Problem: Each line with the word "verified" must appear in the answer, copied from the records.

[Opening Excerpted records section]

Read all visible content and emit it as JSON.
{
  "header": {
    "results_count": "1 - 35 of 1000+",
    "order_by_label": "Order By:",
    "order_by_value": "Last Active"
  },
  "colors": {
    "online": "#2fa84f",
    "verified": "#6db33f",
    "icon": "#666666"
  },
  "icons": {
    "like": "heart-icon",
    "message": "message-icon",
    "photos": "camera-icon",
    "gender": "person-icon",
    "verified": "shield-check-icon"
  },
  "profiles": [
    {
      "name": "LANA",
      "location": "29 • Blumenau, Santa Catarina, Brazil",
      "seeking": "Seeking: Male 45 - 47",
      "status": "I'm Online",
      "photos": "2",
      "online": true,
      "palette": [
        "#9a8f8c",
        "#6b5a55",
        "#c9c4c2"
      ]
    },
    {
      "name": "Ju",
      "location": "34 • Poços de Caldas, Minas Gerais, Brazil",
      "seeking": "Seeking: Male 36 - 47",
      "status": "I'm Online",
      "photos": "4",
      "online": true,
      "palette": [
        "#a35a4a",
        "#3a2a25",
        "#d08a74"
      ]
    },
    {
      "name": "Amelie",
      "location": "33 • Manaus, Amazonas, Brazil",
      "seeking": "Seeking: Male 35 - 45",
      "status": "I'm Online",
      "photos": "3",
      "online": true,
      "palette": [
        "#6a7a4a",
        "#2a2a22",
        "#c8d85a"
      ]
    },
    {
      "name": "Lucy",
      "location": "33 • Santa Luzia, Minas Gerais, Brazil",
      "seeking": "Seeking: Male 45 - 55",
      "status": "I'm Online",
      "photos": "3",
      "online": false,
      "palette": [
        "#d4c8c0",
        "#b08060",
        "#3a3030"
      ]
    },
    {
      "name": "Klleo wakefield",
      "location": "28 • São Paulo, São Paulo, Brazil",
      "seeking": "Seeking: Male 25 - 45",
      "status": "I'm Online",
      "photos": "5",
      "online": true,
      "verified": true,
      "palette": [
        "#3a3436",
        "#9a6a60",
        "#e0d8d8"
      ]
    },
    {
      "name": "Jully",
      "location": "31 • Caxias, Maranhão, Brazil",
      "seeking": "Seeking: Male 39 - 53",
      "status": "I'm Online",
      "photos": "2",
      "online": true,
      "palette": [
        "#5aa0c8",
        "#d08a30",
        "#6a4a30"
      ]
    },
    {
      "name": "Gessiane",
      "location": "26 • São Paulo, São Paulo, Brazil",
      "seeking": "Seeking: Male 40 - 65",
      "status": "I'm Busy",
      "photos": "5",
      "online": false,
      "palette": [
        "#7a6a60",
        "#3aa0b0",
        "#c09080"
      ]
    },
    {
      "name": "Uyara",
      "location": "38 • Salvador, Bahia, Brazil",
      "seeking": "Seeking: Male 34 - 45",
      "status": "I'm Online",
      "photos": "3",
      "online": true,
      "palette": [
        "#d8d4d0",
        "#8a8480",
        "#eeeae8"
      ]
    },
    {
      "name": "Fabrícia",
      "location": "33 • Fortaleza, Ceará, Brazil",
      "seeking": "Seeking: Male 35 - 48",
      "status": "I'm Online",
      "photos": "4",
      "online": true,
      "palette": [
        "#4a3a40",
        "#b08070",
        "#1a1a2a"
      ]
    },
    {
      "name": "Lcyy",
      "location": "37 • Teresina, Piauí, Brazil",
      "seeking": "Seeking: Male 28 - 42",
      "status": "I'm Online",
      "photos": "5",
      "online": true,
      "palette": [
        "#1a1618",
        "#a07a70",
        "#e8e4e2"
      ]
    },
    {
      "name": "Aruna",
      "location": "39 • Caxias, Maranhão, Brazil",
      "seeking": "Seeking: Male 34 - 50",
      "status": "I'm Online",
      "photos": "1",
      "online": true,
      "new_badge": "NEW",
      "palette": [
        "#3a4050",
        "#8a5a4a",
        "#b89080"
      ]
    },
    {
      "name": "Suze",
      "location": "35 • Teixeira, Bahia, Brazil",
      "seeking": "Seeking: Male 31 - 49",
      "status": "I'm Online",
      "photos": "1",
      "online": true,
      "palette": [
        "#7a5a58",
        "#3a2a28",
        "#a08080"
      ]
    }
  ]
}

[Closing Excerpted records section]
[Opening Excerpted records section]

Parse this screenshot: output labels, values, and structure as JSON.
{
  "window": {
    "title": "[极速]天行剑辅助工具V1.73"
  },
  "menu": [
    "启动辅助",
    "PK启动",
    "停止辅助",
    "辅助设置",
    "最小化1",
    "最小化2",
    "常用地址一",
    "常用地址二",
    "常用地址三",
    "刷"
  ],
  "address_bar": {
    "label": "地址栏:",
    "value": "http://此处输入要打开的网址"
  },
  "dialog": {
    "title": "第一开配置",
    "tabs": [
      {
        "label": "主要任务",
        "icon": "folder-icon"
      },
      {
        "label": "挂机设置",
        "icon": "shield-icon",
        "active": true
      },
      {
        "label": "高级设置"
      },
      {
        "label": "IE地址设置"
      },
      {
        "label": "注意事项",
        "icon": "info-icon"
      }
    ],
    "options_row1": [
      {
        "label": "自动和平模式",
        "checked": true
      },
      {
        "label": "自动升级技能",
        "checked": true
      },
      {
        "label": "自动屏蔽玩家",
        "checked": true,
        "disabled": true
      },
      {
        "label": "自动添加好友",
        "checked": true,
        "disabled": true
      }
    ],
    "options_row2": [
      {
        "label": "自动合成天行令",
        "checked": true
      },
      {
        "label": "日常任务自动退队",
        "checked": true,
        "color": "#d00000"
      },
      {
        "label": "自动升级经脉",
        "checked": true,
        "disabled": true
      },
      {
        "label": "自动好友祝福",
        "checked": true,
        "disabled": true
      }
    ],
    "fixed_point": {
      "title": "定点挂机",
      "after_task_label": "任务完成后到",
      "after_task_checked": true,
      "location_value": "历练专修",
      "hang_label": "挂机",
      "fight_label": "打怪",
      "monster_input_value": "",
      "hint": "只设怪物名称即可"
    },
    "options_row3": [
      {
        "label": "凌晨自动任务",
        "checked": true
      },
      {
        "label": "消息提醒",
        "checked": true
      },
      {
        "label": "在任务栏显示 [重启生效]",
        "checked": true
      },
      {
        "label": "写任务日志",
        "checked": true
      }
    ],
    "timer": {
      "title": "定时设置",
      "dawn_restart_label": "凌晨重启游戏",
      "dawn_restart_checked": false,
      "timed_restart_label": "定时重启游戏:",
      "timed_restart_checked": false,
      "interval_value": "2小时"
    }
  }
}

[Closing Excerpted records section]

Answer section:
    "verified": "#6db33f",
    "verified": "shield-check-icon"
      "verified": true,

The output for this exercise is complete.